Google has added some seriously useful new password protections to its hugely-popular Chrome browser. For the first time, Chrome will now want users when their password has been stolen and published online in a data breach.
Chrome already warns users when they attempt to reuse passwords in the built-in Password Checkup tool. This is designed to stop the same email address and password combination cropping up time and time again for different online accounts. You can check your details right now by visiting passwords.google.com.
While that might make it easier to login, it means hackers could gain access to a whole heap of accounts with a single set of details.
Building on this, Google will now include the same feature inside the Chrome browser, so whenever you log into a website with the same password or email address as you’ve already used for another online account, Google will flag-up the potential security risk.
Not only that, but Google Chrome can also now inform you as soon as your password crops-up in a batch of leaked data shared online by criminals. To do this, Google monitors a whole host of sites known to be used by cybercriminals to dump stolen usernames, email address and passwords to enable others to login and attempt to break into online accounts.
If you’d rather not use the feature, it can be enabled and disabled in the sync settings in Chrome.
Google says it’s using strongly encrypted copies of any passwords to match them –so your details won’t be at risk with all of these comparisons and checks going on behind-the-scenes with your web browser. That said, it’s nice the Mountain View-based company has provided the option to stop the practice. Although, if you’re in the habit of reusing the same details for multiple accounts – or have had your login credentials stolen in the past, it’s well worth leaving this option enabled.
And finally, Google is also boosting is phishing protections. Phishing is the nefarious practice of tricking users into handing over sensitive information – like login details, or financial information. This allows cybercriminals to siphon off important details and use them to login to your accounts.
In the past, we’ve seen fake iTunes, Gmail and Netflix login pages designed to trick users into inputting their details. Chrome already flags-up any suspicious phishing sites, but Google says it’s improving the process behind the scenes to make it more accurate. Google currently updates a local blacklist of websites every 30 minutes. To avoid detection, some phishing sites have learnt to switch domains very quickly or hide completely from Google’s web crawlers – allowing them to slip under the 30-minute refresh window and leaving users unwarned about the dangers.

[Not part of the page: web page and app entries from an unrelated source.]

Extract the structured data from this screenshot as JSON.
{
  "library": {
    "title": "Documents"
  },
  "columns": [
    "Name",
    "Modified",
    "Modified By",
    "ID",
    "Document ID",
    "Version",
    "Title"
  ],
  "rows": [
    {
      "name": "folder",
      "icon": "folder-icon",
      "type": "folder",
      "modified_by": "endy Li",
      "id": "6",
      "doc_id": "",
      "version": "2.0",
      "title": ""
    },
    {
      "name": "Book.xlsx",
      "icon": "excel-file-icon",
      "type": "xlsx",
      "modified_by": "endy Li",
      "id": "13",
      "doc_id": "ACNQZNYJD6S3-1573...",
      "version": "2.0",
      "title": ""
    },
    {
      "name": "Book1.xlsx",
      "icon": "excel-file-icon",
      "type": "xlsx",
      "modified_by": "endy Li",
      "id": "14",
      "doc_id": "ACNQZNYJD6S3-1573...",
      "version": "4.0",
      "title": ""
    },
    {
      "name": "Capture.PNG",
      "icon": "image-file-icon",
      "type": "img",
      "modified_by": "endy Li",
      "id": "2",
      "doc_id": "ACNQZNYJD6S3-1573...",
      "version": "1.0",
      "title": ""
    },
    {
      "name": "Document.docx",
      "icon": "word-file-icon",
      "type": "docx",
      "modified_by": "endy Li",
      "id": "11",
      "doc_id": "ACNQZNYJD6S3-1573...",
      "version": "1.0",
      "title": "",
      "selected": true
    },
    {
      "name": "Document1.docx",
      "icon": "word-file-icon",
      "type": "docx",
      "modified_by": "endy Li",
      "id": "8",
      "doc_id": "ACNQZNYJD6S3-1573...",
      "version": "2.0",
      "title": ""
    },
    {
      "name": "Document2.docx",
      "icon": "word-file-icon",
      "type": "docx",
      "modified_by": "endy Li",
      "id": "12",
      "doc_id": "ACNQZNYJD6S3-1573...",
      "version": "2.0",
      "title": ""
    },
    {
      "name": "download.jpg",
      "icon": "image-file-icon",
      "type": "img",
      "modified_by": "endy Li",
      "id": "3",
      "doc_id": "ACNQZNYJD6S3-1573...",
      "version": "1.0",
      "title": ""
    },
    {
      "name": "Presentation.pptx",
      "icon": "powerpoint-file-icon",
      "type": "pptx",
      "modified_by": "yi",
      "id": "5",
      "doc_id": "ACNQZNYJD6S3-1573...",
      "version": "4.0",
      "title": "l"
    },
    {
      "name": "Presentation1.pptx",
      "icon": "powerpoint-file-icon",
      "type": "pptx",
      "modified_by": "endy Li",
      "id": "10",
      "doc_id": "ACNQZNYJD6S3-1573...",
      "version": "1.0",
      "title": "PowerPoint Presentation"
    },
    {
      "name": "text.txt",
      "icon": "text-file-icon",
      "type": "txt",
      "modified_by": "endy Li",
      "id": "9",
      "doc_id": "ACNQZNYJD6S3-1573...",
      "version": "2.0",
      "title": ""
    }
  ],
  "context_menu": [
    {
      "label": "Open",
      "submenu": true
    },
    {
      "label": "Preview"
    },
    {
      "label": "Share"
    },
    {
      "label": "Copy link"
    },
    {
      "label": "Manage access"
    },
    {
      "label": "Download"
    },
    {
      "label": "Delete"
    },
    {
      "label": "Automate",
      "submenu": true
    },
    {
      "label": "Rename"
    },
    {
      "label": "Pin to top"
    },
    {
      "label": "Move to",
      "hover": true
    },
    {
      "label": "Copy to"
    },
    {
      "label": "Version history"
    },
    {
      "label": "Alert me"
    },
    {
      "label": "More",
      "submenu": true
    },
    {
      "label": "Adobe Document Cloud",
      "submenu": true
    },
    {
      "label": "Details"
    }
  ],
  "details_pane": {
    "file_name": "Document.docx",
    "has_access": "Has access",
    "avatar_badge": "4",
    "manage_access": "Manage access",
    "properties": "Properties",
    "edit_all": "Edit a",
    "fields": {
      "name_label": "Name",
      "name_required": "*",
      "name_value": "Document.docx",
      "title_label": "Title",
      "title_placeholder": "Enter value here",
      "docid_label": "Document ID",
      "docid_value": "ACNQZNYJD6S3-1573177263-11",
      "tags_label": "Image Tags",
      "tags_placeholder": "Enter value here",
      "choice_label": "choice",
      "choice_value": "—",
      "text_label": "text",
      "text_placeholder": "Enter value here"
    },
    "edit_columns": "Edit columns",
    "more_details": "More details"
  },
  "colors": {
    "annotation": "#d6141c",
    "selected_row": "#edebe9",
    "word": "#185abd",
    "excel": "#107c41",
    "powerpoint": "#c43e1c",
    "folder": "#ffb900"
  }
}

To solve this, Chrome will now anonymously check the URL of any websites you visit that aren’t on its safe-list – a local list of thousands of popular websites known to be safe that are downloaded when you install Chrome on your machine. According to Google, this new process has resulted in a 30 percent increase in protection as users are now warned about newly discovered malicious sites as soon as possible, rather than in 30-minute batches.

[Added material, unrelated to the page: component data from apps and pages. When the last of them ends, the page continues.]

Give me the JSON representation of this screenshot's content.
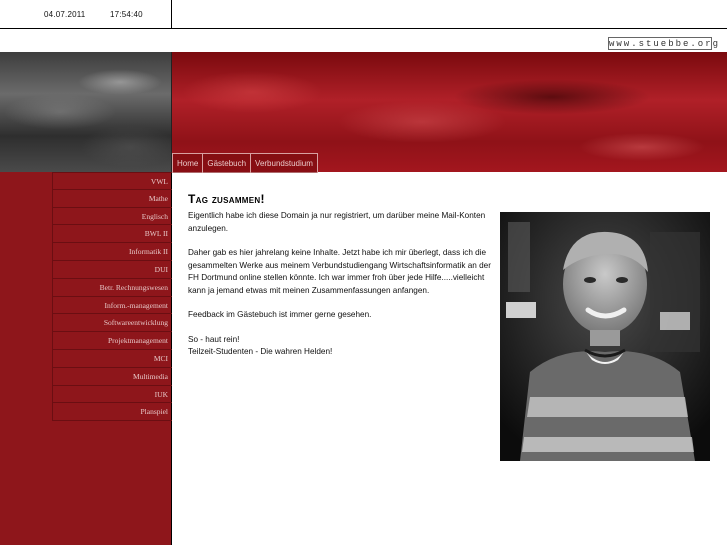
{
  "header": {
    "date": "04.07.2011",
    "time": "17:54:40",
    "site_url": "www.stuebbe.org"
  },
  "nav": {
    "items": [
      {
        "label": "Home"
      },
      {
        "label": "Gästebuch"
      },
      {
        "label": "Verbundstudium"
      }
    ]
  },
  "sidebar": {
    "items": [
      {
        "label": "VWL"
      },
      {
        "label": "Mathe"
      },
      {
        "label": "Englisch"
      },
      {
        "label": "BWL II"
      },
      {
        "label": "Informatik II"
      },
      {
        "label": "DUI"
      },
      {
        "label": "Betr. Rechnungswesen"
      },
      {
        "label": "Inform.-management"
      },
      {
        "label": "Softwareentwicklung"
      },
      {
        "label": "Projektmanagement"
      },
      {
        "label": "MCI"
      },
      {
        "label": "Multimedia"
      },
      {
        "label": "IUK"
      },
      {
        "label": "Planspiel"
      }
    ]
  },
  "main": {
    "title": "Tag zusammen!",
    "paragraphs": [
      "Eigentlich habe ich diese Domain ja nur registriert, um darüber meine Mail-Konten anzulegen.",
      "Daher gab es hier jahrelang keine Inhalte. Jetzt habe ich mir überlegt, dass ich die gesammelten Werke aus meinem Verbundstudiengang Wirtschaftsinformatik an der FH Dortmund online stellen könnte. Ich war immer froh über jede Hilfe.....vielleicht kann ja jemand etwas mit meinen Zusammenfassungen anfangen.",
      "Feedback im Gästebuch ist immer gerne gesehen.",
      "So - haut rein!",
      "Teilzeit-Studenten - Die wahren Helden!"
    ]
  },
  "colors": {
    "sidebar_red": "#8e161b",
    "header_red": "#b02028"
  }
}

Google Chrome should update itself automatically. But you can check you’re running the correct version by clicking on the three-dots in the top right-hand corner of any browser window and clicking on Settings in the dropdown. This menu will then tell you the current version you’re running, with the option to Update Chrome if you’ve missed out on Chrome 79.